By Dave Sigworth, publicist of The Maritime Aquarium
Monday presents an interesting anniversary in our history with Long Island Sound: it will be 52 years since the most-recent shark attack in the Sound.
Based on information from two websites that keep track of such things – www.sharkattackfile.info and www.flmnh.ufl.edu/fish/sharks/ISAF/ISAF.htm – July 29, 1961, was the most-recent occasion that a shark took a nip out of anyone in the Sound.
(Note that I refer to this attack as “the most-recent,” not “the last.” Although it hasn’t happened for 52 years, it probably won’t be the last time it happens.)
According to the websites, a man named Bruno Junker, 57, was spearfishing off of Whitewood Point in Oyster Bay on Long Island when he was bitten on his fingers and right shin by a speared shark – the species, unidentified.
Bitten by a speared shark. We’ll call that a provoked attack.
Coming over to the Connecticut side of the Sound, the most-recent attack seems to have been on Aug. 24, 1960, off of Eames Monument in Bridgeport when a fellow named Clyde Trudeau suffered a “superficial laceration of his left arm” while he was “free diving.” Again, the species of shark wasn’t identified.
A newspaper clipping from the next day reports that police, Navy and Coast Guard officials in the tri-state area were on a “large-scale shark watch” following the attacks on poor Mr. Trudeau and an earlier unspecified incident four days earlier.
Prior to that scare, you have to go back to Aug. 26, 1933, when one Helen Clarke had a bite taken out of her foot in the Mystic River.
So for Connecticut, that’s two attacks in 80 years. While you may be alarmed to learn that there are any sharks in Long Island Sound, it seems you can take comfort that your chances for being sampled by a shark are pretty low.

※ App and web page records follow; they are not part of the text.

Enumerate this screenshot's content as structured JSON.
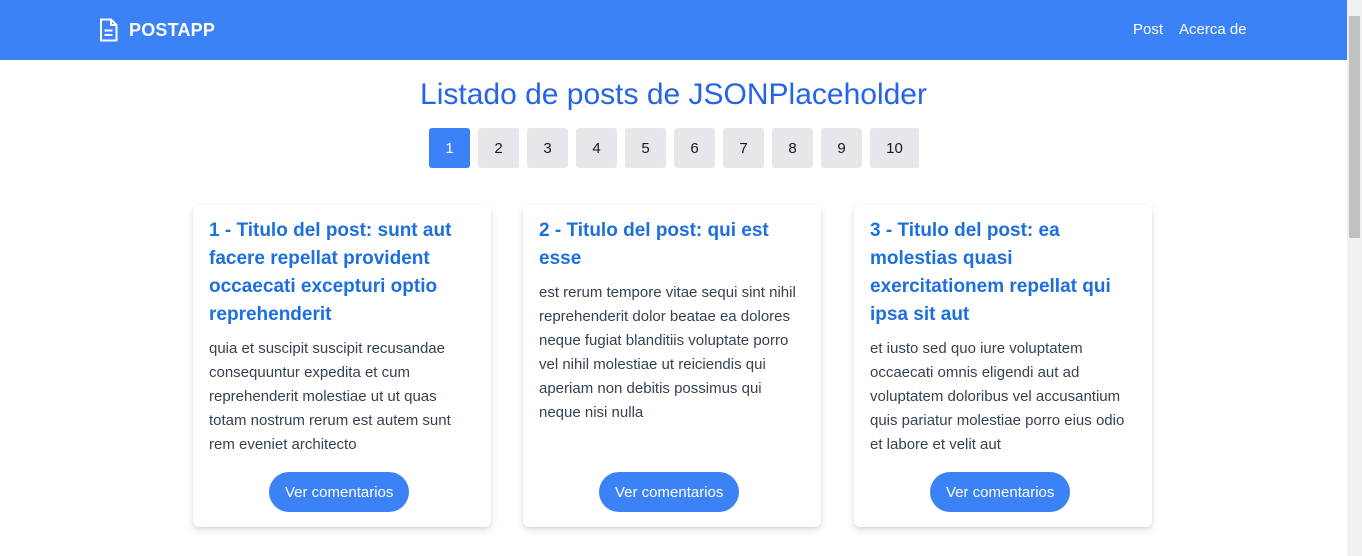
{
  "navbar": {
    "brand": "POSTAPP",
    "brand_icon": "document-icon",
    "links": [
      "Post",
      "Acerca de"
    ],
    "color": "#3b82f6"
  },
  "main": {
    "title": "Listado de posts de JSONPlaceholder",
    "pagination": {
      "pages": [
        "1",
        "2",
        "3",
        "4",
        "5",
        "6",
        "7",
        "8",
        "9",
        "10"
      ],
      "active": "1"
    }
  },
  "posts": [
    {
      "title": "1 - Titulo del post: sunt aut facere repellat provident occaecati excepturi optio reprehenderit",
      "body": "quia et suscipit suscipit recusandae consequuntur expedita et cum reprehenderit molestiae ut ut quas totam nostrum rerum est autem sunt rem eveniet architecto",
      "button": "Ver comentarios"
    },
    {
      "title": "2 - Titulo del post: qui est esse",
      "body": "est rerum tempore vitae sequi sint nihil reprehenderit dolor beatae ea dolores neque fugiat blanditiis voluptate porro vel nihil molestiae ut reiciendis qui aperiam non debitis possimus qui neque nisi nulla",
      "button": "Ver comentarios"
    },
    {
      "title": "3 - Titulo del post: ea molestias quasi exercitationem repellat qui ipsa sit aut",
      "body": "et iusto sed quo iure voluptatem occaecati omnis eligendi aut ad voluptatem doloribus vel accusantium quis pariatur molestiae porro eius odio et labore et velit aut",
      "button": "Ver comentarios"
    }
  ]
}
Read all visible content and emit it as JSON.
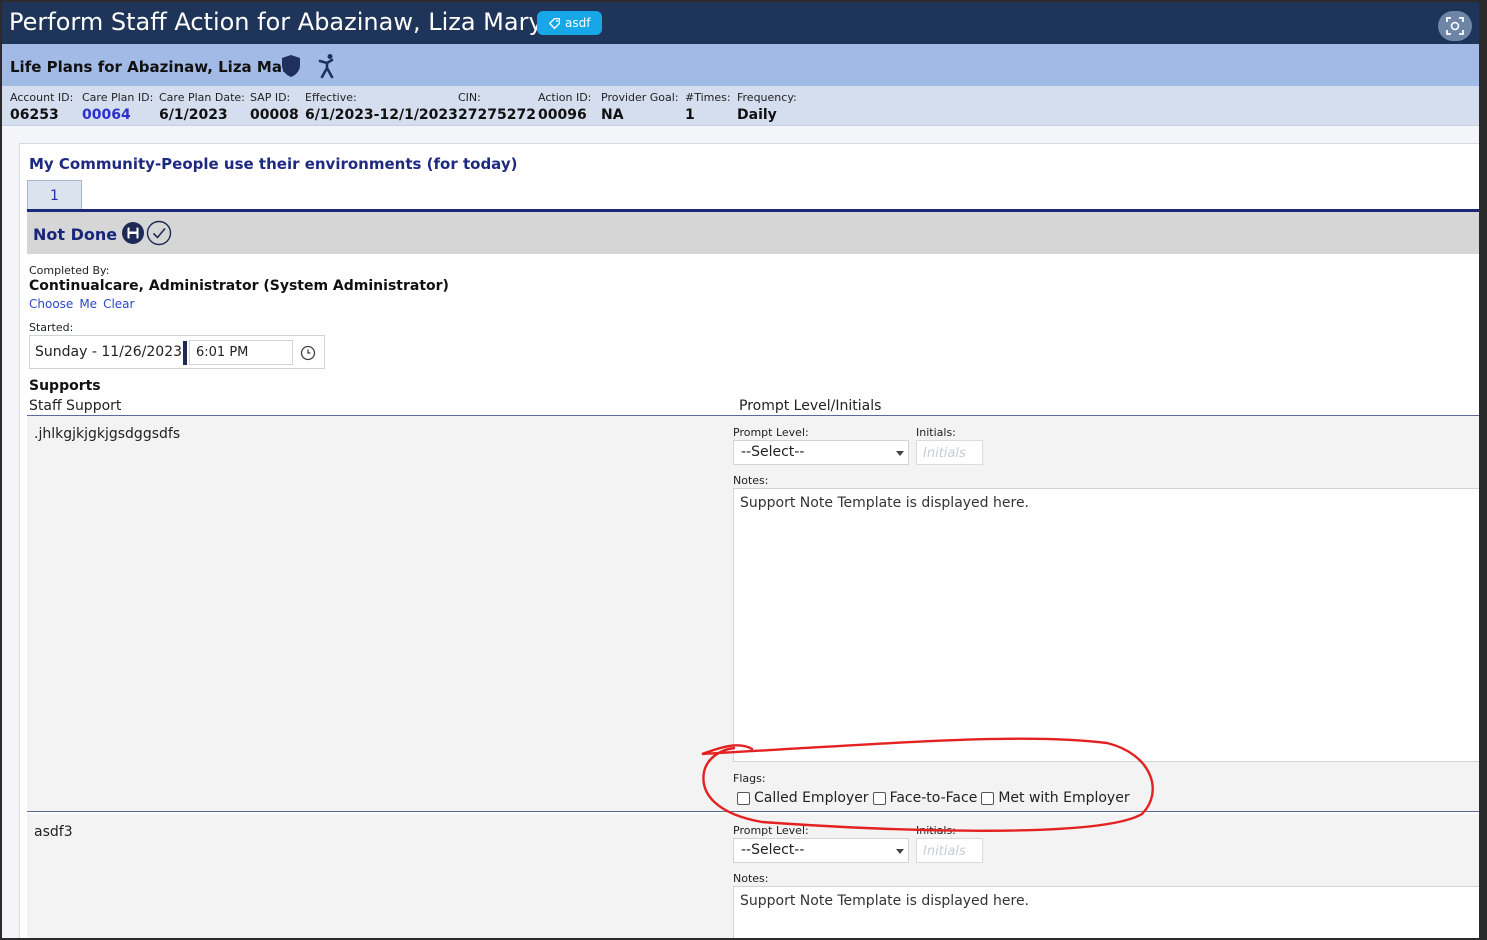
{
  "window": {
    "title": "Perform Staff Action for Abazinaw, Liza Mary",
    "tag_label": "asdf"
  },
  "life_plan": {
    "title": "Life Plans for Abazinaw, Liza Mary"
  },
  "info": [
    {
      "label": "Account ID:",
      "value": "06253",
      "link": false
    },
    {
      "label": "Care Plan ID:",
      "value": "00064",
      "link": true
    },
    {
      "label": "Care Plan Date:",
      "value": "6/1/2023",
      "link": false
    },
    {
      "label": "SAP ID:",
      "value": "00008",
      "link": false
    },
    {
      "label": "Effective:",
      "value": "6/1/2023-12/1/2023",
      "link": false
    },
    {
      "label": "CIN:",
      "value": "27275272",
      "link": false
    },
    {
      "label": "Action ID:",
      "value": "00096",
      "link": false
    },
    {
      "label": "Provider Goal:",
      "value": "NA",
      "link": false
    },
    {
      "label": "#Times:",
      "value": "1",
      "link": false
    },
    {
      "label": "Frequency:",
      "value": "Daily",
      "link": false
    }
  ],
  "goal": {
    "title": "My Community-People use their environments (for today)",
    "tab_label": "1",
    "status": "Not Done"
  },
  "completed": {
    "label": "Completed By:",
    "name": "Continualcare, Administrator (System Administrator)",
    "links": [
      "Choose",
      "Me",
      "Clear"
    ]
  },
  "started": {
    "label": "Started:",
    "date": "Sunday - 11/26/2023:",
    "time": "6:01 PM"
  },
  "supports": {
    "title": "Supports",
    "col_staff": "Staff Support",
    "col_prompt": "Prompt Level/Initials",
    "prompt_label": "Prompt Level:",
    "initials_label": "Initials:",
    "initials_placeholder": "Initials",
    "select_default": "--Select--",
    "notes_label": "Notes:",
    "notes_template": "Support Note Template is displayed here.",
    "flags_label": "Flags:",
    "flags": [
      "Called Employer",
      "Face-to-Face",
      "Met with Employer"
    ],
    "rows": [
      {
        "name": ".jhlkgjkjgkjgsdggsdfs"
      },
      {
        "name": "asdf3"
      }
    ]
  },
  "colors": {
    "title_bar": "#1e3559",
    "accent_badge": "#17a7e8",
    "header_blue": "#a2bbe6",
    "annotation_red": "#e32121"
  }
}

As we’ve blogged about before, we humans are a much greater threat to the survival of sharks. The populations of many species have been reduced dramatically by overfishing, finning, pollution and habitat loss.

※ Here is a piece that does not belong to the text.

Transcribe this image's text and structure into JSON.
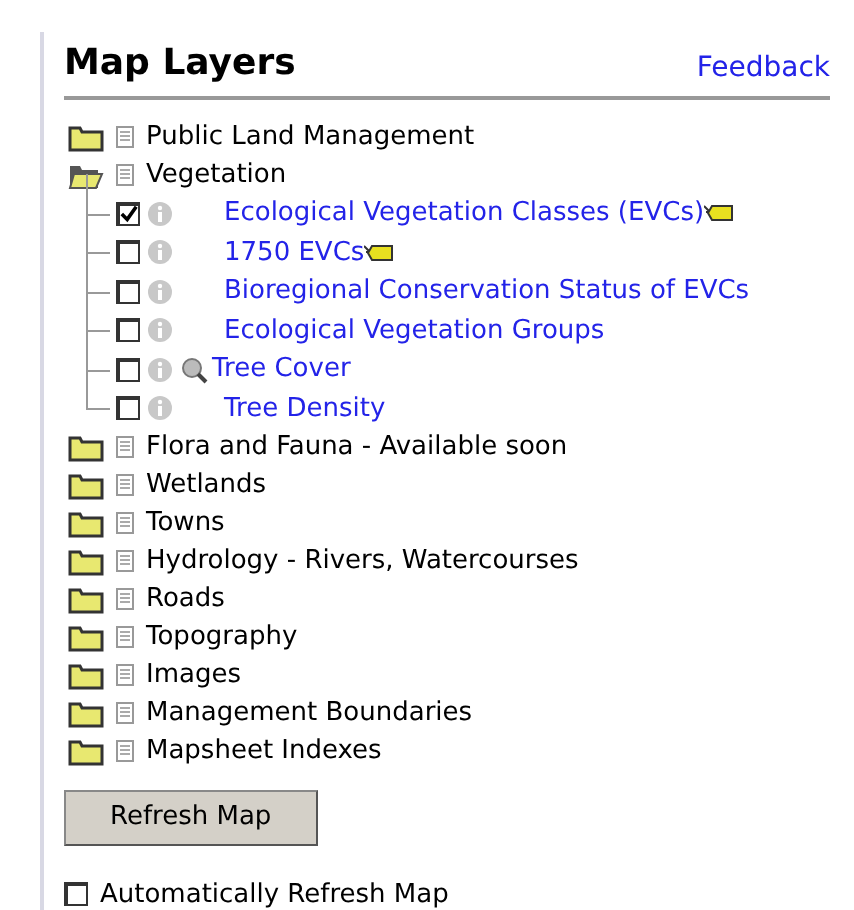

Still, it is the summer bathing season so here are several tips from the International Shark Attack File for reducing your risk of a shark encounter:

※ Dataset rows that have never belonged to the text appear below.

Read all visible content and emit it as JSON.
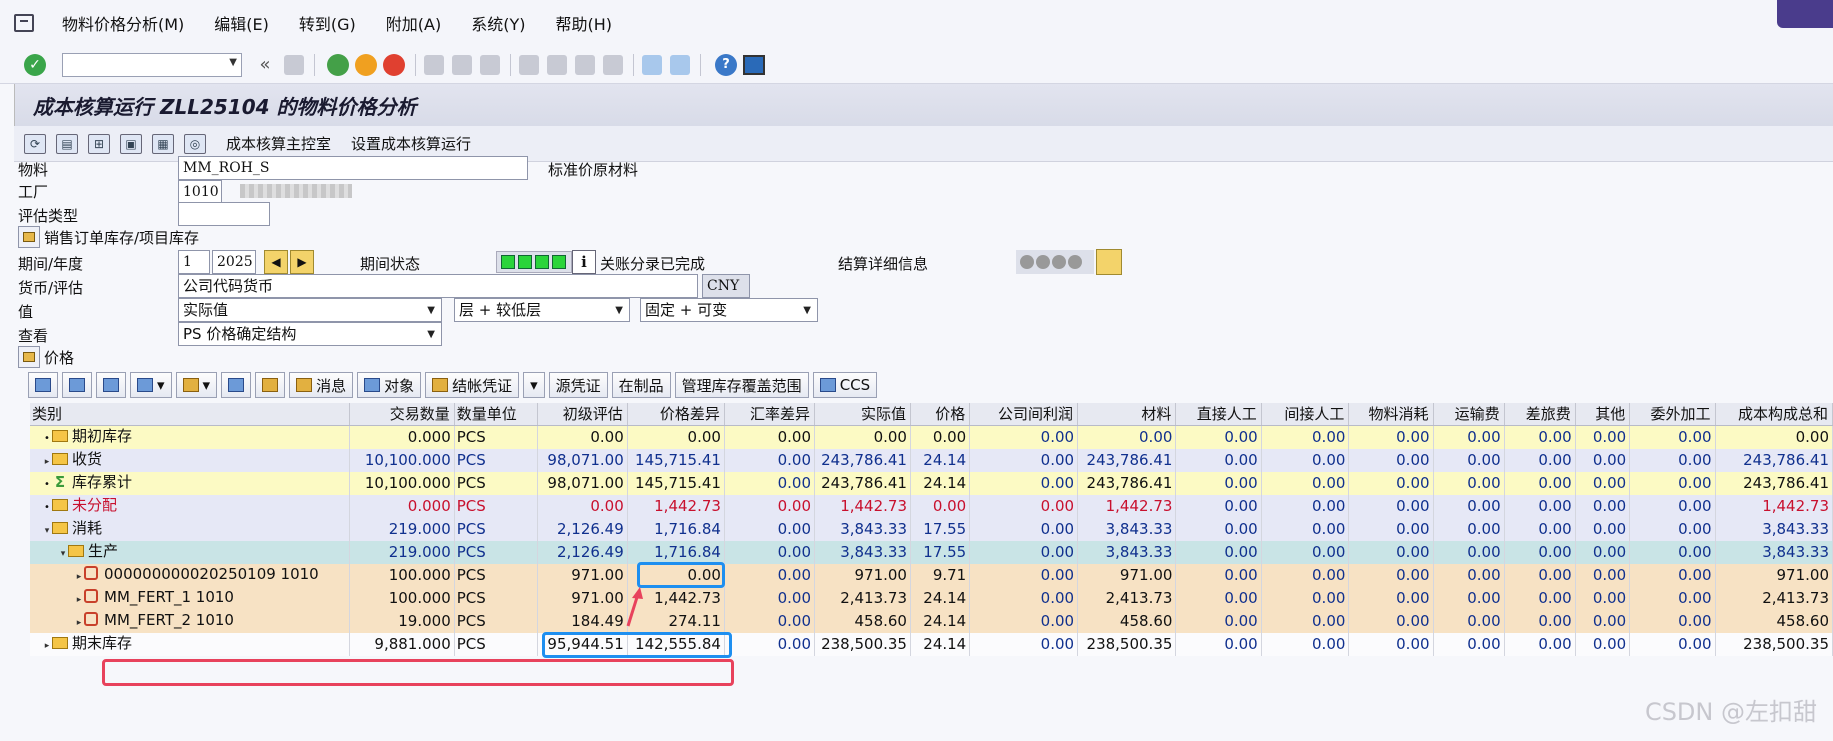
{
  "menubar": {
    "items": [
      "物料价格分析(M)",
      "编辑(E)",
      "转到(G)",
      "附加(A)",
      "系统(Y)",
      "帮助(H)"
    ]
  },
  "toolbar": {
    "back_symbol": "«"
  },
  "title": "成本核算运行 ZLL25104 的物料价格分析",
  "app_toolbar": {
    "cockpit": "成本核算主控室",
    "setup": "设置成本核算运行"
  },
  "form": {
    "material_label": "物料",
    "material_value": "MM_ROH_S",
    "material_desc": "标准价原材料",
    "plant_label": "工厂",
    "plant_value": "1010",
    "valuation_type_label": "评估类型",
    "valuation_type_value": "",
    "sales_order_stock": "销售订单库存/项目库存",
    "period_label": "期间/年度",
    "period_value": "1",
    "year_value": "2025",
    "period_status_label": "期间状态",
    "period_status_text": "关账分录已完成",
    "settlement_label": "结算详细信息",
    "currency_label": "货币/评估",
    "currency_value": "公司代码货币",
    "currency_code": "CNY",
    "value_label": "值",
    "value_select": "实际值",
    "level_select": "层 + 较低层",
    "fixvar_select": "固定 + 可变",
    "view_label": "查看",
    "view_select": "PS 价格确定结构",
    "price_node": "价格"
  },
  "alv_toolbar": {
    "messages": "消息",
    "objects": "对象",
    "settlement_doc": "结帐凭证",
    "source_doc": "源凭证",
    "wip": "在制品",
    "coverage": "管理库存覆盖范围",
    "ccs": "CCS"
  },
  "table": {
    "headers": [
      "类别",
      "交易数量",
      "数量单位",
      "初级评估",
      "价格差异",
      "汇率差异",
      "实际值",
      "价格",
      "公司间利润",
      "材料",
      "直接人工",
      "间接人工",
      "物料消耗",
      "运输费",
      "差旅费",
      "其他",
      "委外加工",
      "成本构成总和"
    ],
    "rows": [
      {
        "name": "期初库存",
        "qty": "0.000",
        "unit": "PCS",
        "prim": "0.00",
        "pdiff": "0.00",
        "xdiff": "0.00",
        "actual": "0.00",
        "price": "0.00",
        "ic": "0.00",
        "mat": "0.00",
        "dl": "0.00",
        "il": "0.00",
        "mc": "0.00",
        "tr": "0.00",
        "tv": "0.00",
        "oth": "0.00",
        "sub": "0.00",
        "sum": "0.00"
      },
      {
        "name": "收货",
        "qty": "10,100.000",
        "unit": "PCS",
        "prim": "98,071.00",
        "pdiff": "145,715.41",
        "xdiff": "0.00",
        "actual": "243,786.41",
        "price": "24.14",
        "ic": "0.00",
        "mat": "243,786.41",
        "dl": "0.00",
        "il": "0.00",
        "mc": "0.00",
        "tr": "0.00",
        "tv": "0.00",
        "oth": "0.00",
        "sub": "0.00",
        "sum": "243,786.41"
      },
      {
        "name": "库存累计",
        "qty": "10,100.000",
        "unit": "PCS",
        "prim": "98,071.00",
        "pdiff": "145,715.41",
        "xdiff": "0.00",
        "actual": "243,786.41",
        "price": "24.14",
        "ic": "0.00",
        "mat": "243,786.41",
        "dl": "0.00",
        "il": "0.00",
        "mc": "0.00",
        "tr": "0.00",
        "tv": "0.00",
        "oth": "0.00",
        "sub": "0.00",
        "sum": "243,786.41"
      },
      {
        "name": "未分配",
        "qty": "0.000",
        "unit": "PCS",
        "prim": "0.00",
        "pdiff": "1,442.73",
        "xdiff": "0.00",
        "actual": "1,442.73",
        "price": "0.00",
        "ic": "0.00",
        "mat": "1,442.73",
        "dl": "0.00",
        "il": "0.00",
        "mc": "0.00",
        "tr": "0.00",
        "tv": "0.00",
        "oth": "0.00",
        "sub": "0.00",
        "sum": "1,442.73"
      },
      {
        "name": "消耗",
        "qty": "219.000",
        "unit": "PCS",
        "prim": "2,126.49",
        "pdiff": "1,716.84",
        "xdiff": "0.00",
        "actual": "3,843.33",
        "price": "17.55",
        "ic": "0.00",
        "mat": "3,843.33",
        "dl": "0.00",
        "il": "0.00",
        "mc": "0.00",
        "tr": "0.00",
        "tv": "0.00",
        "oth": "0.00",
        "sub": "0.00",
        "sum": "3,843.33"
      },
      {
        "name": "生产",
        "qty": "219.000",
        "unit": "PCS",
        "prim": "2,126.49",
        "pdiff": "1,716.84",
        "xdiff": "0.00",
        "actual": "3,843.33",
        "price": "17.55",
        "ic": "0.00",
        "mat": "3,843.33",
        "dl": "0.00",
        "il": "0.00",
        "mc": "0.00",
        "tr": "0.00",
        "tv": "0.00",
        "oth": "0.00",
        "sub": "0.00",
        "sum": "3,843.33"
      },
      {
        "name": "000000000020250109 1010",
        "qty": "100.000",
        "unit": "PCS",
        "prim": "971.00",
        "pdiff": "0.00",
        "xdiff": "0.00",
        "actual": "971.00",
        "price": "9.71",
        "ic": "0.00",
        "mat": "971.00",
        "dl": "0.00",
        "il": "0.00",
        "mc": "0.00",
        "tr": "0.00",
        "tv": "0.00",
        "oth": "0.00",
        "sub": "0.00",
        "sum": "971.00"
      },
      {
        "name": "MM_FERT_1 1010",
        "qty": "100.000",
        "unit": "PCS",
        "prim": "971.00",
        "pdiff": "1,442.73",
        "xdiff": "0.00",
        "actual": "2,413.73",
        "price": "24.14",
        "ic": "0.00",
        "mat": "2,413.73",
        "dl": "0.00",
        "il": "0.00",
        "mc": "0.00",
        "tr": "0.00",
        "tv": "0.00",
        "oth": "0.00",
        "sub": "0.00",
        "sum": "2,413.73"
      },
      {
        "name": "MM_FERT_2 1010",
        "qty": "19.000",
        "unit": "PCS",
        "prim": "184.49",
        "pdiff": "274.11",
        "xdiff": "0.00",
        "actual": "458.60",
        "price": "24.14",
        "ic": "0.00",
        "mat": "458.60",
        "dl": "0.00",
        "il": "0.00",
        "mc": "0.00",
        "tr": "0.00",
        "tv": "0.00",
        "oth": "0.00",
        "sub": "0.00",
        "sum": "458.60"
      },
      {
        "name": "期末库存",
        "qty": "9,881.000",
        "unit": "PCS",
        "prim": "95,944.51",
        "pdiff": "142,555.84",
        "xdiff": "0.00",
        "actual": "238,500.35",
        "price": "24.14",
        "ic": "0.00",
        "mat": "238,500.35",
        "dl": "0.00",
        "il": "0.00",
        "mc": "0.00",
        "tr": "0.00",
        "tv": "0.00",
        "oth": "0.00",
        "sub": "0.00",
        "sum": "238,500.35"
      }
    ]
  },
  "watermark": "CSDN @左扣甜",
  "colors": {
    "highlight_blue": "#1e8ff0",
    "highlight_red": "#e8425c",
    "title_bg": "#dcdfeb"
  }
}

- Avoid being in the water from sunset to sunrise, when sharks are most active and have a sensory advantage.
- Stay in a group, and don’t wander too far from shore.
- Avoid wearing shiny jewelry, because the reflected light resembles the sheen of fish scales.
- Despite what you may have heard, porpoise sightings do not indicate the absence of sharks. In fact, the opposite is often true. Also be on the lookout for signs of bait fishes or feeding activity. (Diving seabirds are good indicators of such action.) Animals that eat the same food items are often found in close proximity. Remember, a predator is never too far from its prey.
- Refrain from excess splashing, and do not allow pets in the water because of their erratic movements.
- Exercise caution when occupying the area between sandbars or near steep drop-offs, as these are favorite hangouts for sharks.
- Stay calm if you do see a shark, and maintain your position in as quiet a manner as possible. Most sharks merely are curious and will leave on their own.